Due to a single recent burglary in the village, Chief Hayes is releasing the following tips:
A Cazenovia man who was arrested in October for allegedly burglarizing homes in the town of Fenner was arrested again this month and given additional charges for the crimes.
Cazenovia police investigators now know the 30-minute window during which the multiple graffiti incidents occurred in the Wall Street alley in early December, and are asking anyone who may have seen or heard anything during that time to come forward.
The Cazenovia newlyweds who made headlines last September after they got into a bar fight and were arrested on their wedding night have been given 50 hours of community service and ordered to write a letter of apology to the Cazenovia Police Department as a consequence of their previous behavior.
Alleged Cazenovia ‘exercise stalker’ Daryl T. Anthony will be home for Christmas. He is out of the Madison County Jail on bail and scheduled to return to Cazenovia Town Court on March 5. His case, in fact, was almost settled during his court appearance on Dec. 18, when the district attorney’s office offered Anthony a plea deal of 60 days in jail and three year’s probation, which would cover not only the one charge against him but any similar charges in the case in which he allegedly stalked 10 women in the town of Cazenovia. This deal was offered even though Anthony’s court-ordered mental competency exam had not taken place and was not scheduled to occur until mid-January.
Judge orders mental competency exam before next court appearance
The man police suspect to be the Cazenovia “exercise stalker” has been arrested, arraigned and is currently in Madison County Jail. Daryl T. Anthony, 45, of Oneida, was taken into custody by Madison County Sheriff’s Office investigators on Tuesday, Dec. 10, and charged with one count of criminal nuisance in the second degree, a class B misdemeanor. Anthony was arraigned in Cazenovia Village Court before Acting Justice Patrick J. O’Sullivan and ordered held in lieu of $2,500 cash or $5,000 bond bail.
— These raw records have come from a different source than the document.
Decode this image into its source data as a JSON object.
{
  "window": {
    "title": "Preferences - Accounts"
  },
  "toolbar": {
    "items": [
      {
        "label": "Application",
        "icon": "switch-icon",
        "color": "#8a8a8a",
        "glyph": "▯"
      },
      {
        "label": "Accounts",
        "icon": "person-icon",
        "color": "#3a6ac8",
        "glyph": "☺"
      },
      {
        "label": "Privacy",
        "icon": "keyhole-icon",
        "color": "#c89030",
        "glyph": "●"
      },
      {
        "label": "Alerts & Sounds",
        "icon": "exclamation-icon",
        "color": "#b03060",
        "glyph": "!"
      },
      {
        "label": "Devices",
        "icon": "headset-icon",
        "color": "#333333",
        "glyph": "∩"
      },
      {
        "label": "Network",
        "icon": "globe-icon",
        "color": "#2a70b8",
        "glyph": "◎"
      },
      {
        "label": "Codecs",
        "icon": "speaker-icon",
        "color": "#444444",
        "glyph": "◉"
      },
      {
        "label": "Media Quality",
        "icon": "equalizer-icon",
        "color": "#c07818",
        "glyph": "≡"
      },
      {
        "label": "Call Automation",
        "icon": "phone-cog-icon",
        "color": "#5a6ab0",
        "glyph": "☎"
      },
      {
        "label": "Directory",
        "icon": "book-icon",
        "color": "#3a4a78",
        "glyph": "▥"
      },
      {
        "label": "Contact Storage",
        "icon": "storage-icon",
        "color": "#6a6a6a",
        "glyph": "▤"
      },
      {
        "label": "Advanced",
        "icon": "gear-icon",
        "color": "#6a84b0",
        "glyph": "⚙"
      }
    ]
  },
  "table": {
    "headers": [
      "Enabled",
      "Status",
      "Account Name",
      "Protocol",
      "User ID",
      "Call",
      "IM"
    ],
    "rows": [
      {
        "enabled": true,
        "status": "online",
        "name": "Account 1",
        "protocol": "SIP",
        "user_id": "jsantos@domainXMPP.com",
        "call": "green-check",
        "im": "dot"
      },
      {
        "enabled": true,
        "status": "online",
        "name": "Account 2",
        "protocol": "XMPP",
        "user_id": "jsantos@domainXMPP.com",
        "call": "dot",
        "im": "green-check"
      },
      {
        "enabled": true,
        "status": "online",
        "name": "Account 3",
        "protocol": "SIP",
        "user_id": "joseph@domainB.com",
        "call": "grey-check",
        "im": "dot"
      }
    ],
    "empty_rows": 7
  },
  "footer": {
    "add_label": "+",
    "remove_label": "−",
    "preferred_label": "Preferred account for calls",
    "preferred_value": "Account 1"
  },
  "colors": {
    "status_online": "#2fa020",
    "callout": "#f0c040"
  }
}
After one arrest and months of no visible graffiti activity in the village of Cazenovia, someone spray-painted nine new graffiti pieces in the village during the Dec. 6 weekend: three large new pieces in the “Wall Street” alley between Kinney Drugs and Café Latte Da, two on the Lindenfeld Law Firm office at 11 Lincklaen St., one on the side of the U.S. Post Office on Lincklaen Street, one on a U.S. Postal Service mail truck, one on the window of the old gas station next to the defunct Napa building on Albany Street and one on the stop sign at the corner of Center and Albany Streets.